WHAT IS BEING ASKED =
Retyping the entries exactly is all that is required.

[Data about app and page elements]
★ ★ ★ ★ ★ ★ ★

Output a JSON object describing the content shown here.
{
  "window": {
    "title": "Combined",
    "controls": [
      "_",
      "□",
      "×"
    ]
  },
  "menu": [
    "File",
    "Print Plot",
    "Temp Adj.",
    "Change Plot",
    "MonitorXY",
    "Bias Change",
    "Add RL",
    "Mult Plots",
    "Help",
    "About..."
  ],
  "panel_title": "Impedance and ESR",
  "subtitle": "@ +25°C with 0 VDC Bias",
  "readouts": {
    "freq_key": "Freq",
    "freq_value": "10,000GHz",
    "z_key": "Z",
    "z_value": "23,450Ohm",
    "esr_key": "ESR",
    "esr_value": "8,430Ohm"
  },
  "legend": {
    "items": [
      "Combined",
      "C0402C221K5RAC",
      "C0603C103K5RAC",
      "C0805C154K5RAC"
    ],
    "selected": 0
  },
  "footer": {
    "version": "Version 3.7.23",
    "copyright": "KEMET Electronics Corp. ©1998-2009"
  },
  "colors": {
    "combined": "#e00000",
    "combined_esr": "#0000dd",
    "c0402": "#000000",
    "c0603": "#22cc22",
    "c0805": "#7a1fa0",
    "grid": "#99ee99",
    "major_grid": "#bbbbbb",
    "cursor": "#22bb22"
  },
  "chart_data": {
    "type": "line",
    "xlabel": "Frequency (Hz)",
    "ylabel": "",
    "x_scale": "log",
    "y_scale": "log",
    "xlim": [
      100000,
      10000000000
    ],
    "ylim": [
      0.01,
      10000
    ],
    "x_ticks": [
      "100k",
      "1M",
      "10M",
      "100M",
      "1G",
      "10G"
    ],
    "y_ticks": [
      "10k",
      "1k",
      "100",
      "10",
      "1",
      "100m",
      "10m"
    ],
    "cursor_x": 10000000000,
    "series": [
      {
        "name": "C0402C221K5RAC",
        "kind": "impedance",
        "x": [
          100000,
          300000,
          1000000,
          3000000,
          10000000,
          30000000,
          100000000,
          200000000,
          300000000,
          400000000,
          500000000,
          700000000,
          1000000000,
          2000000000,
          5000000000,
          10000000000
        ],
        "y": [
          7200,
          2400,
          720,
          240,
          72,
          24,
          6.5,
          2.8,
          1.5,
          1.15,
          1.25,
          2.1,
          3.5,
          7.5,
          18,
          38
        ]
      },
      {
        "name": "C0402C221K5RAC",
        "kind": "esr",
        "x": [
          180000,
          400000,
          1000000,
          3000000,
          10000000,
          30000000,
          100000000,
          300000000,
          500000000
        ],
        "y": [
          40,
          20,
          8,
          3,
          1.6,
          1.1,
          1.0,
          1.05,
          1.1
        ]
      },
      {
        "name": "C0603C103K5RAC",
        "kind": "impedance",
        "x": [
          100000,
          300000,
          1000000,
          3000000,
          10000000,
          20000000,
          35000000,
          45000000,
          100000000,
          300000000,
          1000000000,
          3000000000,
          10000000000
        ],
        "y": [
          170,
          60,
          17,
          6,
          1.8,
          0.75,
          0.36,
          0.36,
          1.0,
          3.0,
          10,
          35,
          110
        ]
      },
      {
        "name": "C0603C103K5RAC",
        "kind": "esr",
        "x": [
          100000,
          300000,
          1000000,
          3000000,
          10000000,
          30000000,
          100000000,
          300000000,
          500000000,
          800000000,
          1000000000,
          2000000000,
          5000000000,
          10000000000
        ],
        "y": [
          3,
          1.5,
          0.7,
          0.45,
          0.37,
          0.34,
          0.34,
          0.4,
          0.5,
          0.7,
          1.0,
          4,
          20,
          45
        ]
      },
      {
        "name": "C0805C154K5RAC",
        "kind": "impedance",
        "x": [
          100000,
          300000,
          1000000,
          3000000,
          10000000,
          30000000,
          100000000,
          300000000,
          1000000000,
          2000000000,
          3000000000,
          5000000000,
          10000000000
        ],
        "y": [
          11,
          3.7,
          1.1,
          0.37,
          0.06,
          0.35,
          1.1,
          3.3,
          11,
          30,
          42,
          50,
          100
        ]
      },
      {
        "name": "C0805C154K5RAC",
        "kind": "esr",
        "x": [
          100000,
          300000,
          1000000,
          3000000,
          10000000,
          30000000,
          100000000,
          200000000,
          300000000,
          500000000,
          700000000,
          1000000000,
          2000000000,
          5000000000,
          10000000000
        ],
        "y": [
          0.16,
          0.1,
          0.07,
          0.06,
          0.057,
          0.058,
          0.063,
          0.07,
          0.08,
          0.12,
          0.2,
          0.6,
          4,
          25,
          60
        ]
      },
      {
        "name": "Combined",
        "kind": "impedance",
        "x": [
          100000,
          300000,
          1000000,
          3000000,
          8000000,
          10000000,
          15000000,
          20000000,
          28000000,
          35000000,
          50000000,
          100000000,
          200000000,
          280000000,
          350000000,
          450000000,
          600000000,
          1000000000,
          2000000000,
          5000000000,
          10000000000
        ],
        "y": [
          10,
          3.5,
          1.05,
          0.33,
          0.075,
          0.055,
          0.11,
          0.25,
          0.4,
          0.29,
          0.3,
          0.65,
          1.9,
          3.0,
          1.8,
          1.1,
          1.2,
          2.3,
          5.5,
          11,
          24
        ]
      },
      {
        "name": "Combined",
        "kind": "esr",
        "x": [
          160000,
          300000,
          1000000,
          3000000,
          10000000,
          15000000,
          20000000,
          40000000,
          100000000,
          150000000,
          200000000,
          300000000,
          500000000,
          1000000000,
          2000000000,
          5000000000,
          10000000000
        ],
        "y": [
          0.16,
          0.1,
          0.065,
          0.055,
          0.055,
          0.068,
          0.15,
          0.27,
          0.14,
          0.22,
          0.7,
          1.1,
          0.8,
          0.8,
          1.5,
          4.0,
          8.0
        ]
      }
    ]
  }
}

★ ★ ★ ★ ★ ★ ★

SOLUTION FOR THIS PROBLEM =
Output a JSON object describing the content shown here.
{
  "window": {
    "title": "Combined",
    "controls": [
      "_",
      "□",
      "×"
    ]
  },
  "menu": [
    "File",
    "Print Plot",
    "Temp Adj.",
    "Change Plot",
    "MonitorXY",
    "Bias Change",
    "Add RL",
    "Mult Plots",
    "Help",
    "About..."
  ],
  "panel_title": "Impedance and ESR",
  "subtitle": "@ +25°C with 0 VDC Bias",
  "readouts": {
    "freq_key": "Freq",
    "freq_value": "10,000GHz",
    "z_key": "Z",
    "z_value": "23,450Ohm",
    "esr_key": "ESR",
    "esr_value": "8,430Ohm"
  },
  "legend": {
    "items": [
      "Combined",
      "C0402C221K5RAC",
      "C0603C103K5RAC",
      "C0805C154K5RAC"
    ],
    "selected": 0
  },
  "footer": {
    "version": "Version 3.7.23",
    "copyright": "KEMET Electronics Corp. ©1998-2009"
  },
  "colors": {
    "combined": "#e00000",
    "combined_esr": "#0000dd",
    "c0402": "#000000",
    "c0603": "#22cc22",
    "c0805": "#7a1fa0",
    "grid": "#99ee99",
    "major_grid": "#bbbbbb",
    "cursor": "#22bb22"
  },
  "chart_data": {
    "type": "line",
    "xlabel": "Frequency (Hz)",
    "ylabel": "",
    "x_scale": "log",
    "y_scale": "log",
    "xlim": [
      100000,
      10000000000
    ],
    "ylim": [
      0.01,
      10000
    ],
    "x_ticks": [
      "100k",
      "1M",
      "10M",
      "100M",
      "1G",
      "10G"
    ],
    "y_ticks": [
      "10k",
      "1k",
      "100",
      "10",
      "1",
      "100m",
      "10m"
    ],
    "cursor_x": 10000000000,
    "series": [
      {
        "name": "C0402C221K5RAC",
        "kind": "impedance",
        "x": [
          100000,
          300000,
          1000000,
          3000000,
          10000000,
          30000000,
          100000000,
          200000000,
          300000000,
          400000000,
          500000000,
          700000000,
          1000000000,
          2000000000,
          5000000000,
          10000000000
        ],
        "y": [
          7200,
          2400,
          720,
          240,
          72,
          24,
          6.5,
          2.8,
          1.5,
          1.15,
          1.25,
          2.1,
          3.5,
          7.5,
          18,
          38
        ]
      },
      {
        "name": "C0402C221K5RAC",
        "kind": "esr",
        "x": [
          180000,
          400000,
          1000000,
          3000000,
          10000000,
          30000000,
          100000000,
          300000000,
          500000000
        ],
        "y": [
          40,
          20,
          8,
          3,
          1.6,
          1.1,
          1.0,
          1.05,
          1.1
        ]
      },
      {
        "name": "C0603C103K5RAC",
        "kind": "impedance",
        "x": [
          100000,
          300000,
          1000000,
          3000000,
          10000000,
          20000000,
          35000000,
          45000000,
          100000000,
          300000000,
          1000000000,
          3000000000,
          10000000000
        ],
        "y": [
          170,
          60,
          17,
          6,
          1.8,
          0.75,
          0.36,
          0.36,
          1.0,
          3.0,
          10,
          35,
          110
        ]
      },
      {
        "name": "C0603C103K5RAC",
        "kind": "esr",
        "x": [
          100000,
          300000,
          1000000,
          3000000,
          10000000,
          30000000,
          100000000,
          300000000,
          500000000,
          800000000,
          1000000000,
          2000000000,
          5000000000,
          10000000000
        ],
        "y": [
          3,
          1.5,
          0.7,
          0.45,
          0.37,
          0.34,
          0.34,
          0.4,
          0.5,
          0.7,
          1.0,
          4,
          20,
          45
        ]
      },
      {
        "name": "C0805C154K5RAC",
        "kind": "impedance",
        "x": [
          100000,
          300000,
          1000000,
          3000000,
          10000000,
          30000000,
          100000000,
          300000000,
          1000000000,
          2000000000,
          3000000000,
          5000000000,
          10000000000
        ],
        "y": [
          11,
          3.7,
          1.1,
          0.37,
          0.06,
          0.35,
          1.1,
          3.3,
          11,
          30,
          42,
          50,
          100
        ]
      },
      {
        "name": "C0805C154K5RAC",
        "kind": "esr",
        "x": [
          100000,
          300000,
          1000000,
          3000000,
          10000000,
          30000000,
          100000000,
          200000000,
          300000000,
          500000000,
          700000000,
          1000000000,
          2000000000,
          5000000000,
          10000000000
        ],
        "y": [
          0.16,
          0.1,
          0.07,
          0.06,
          0.057,
          0.058,
          0.063,
          0.07,
          0.08,
          0.12,
          0.2,
          0.6,
          4,
          25,
          60
        ]
      },
      {
        "name": "Combined",
        "kind": "impedance",
        "x": [
          100000,
          300000,
          1000000,
          3000000,
          8000000,
          10000000,
          15000000,
          20000000,
          28000000,
          35000000,
          50000000,
          100000000,
          200000000,
          280000000,
          350000000,
          450000000,
          600000000,
          1000000000,
          2000000000,
          5000000000,
          10000000000
        ],
        "y": [
          10,
          3.5,
          1.05,
          0.33,
          0.075,
          0.055,
          0.11,
          0.25,
          0.4,
          0.29,
          0.3,
          0.65,
          1.9,
          3.0,
          1.8,
          1.1,
          1.2,
          2.3,
          5.5,
          11,
          24
        ]
      },
      {
        "name": "Combined",
        "kind": "esr",
        "x": [
          160000,
          300000,
          1000000,
          3000000,
          10000000,
          15000000,
          20000000,
          40000000,
          100000000,
          150000000,
          200000000,
          300000000,
          500000000,
          1000000000,
          2000000000,
          5000000000,
          10000000000
        ],
        "y": [
          0.16,
          0.1,
          0.065,
          0.055,
          0.055,
          0.068,
          0.15,
          0.27,
          0.14,
          0.22,
          0.7,
          1.1,
          0.8,
          0.8,
          1.5,
          4.0,
          8.0
        ]
      }
    ]
  }
}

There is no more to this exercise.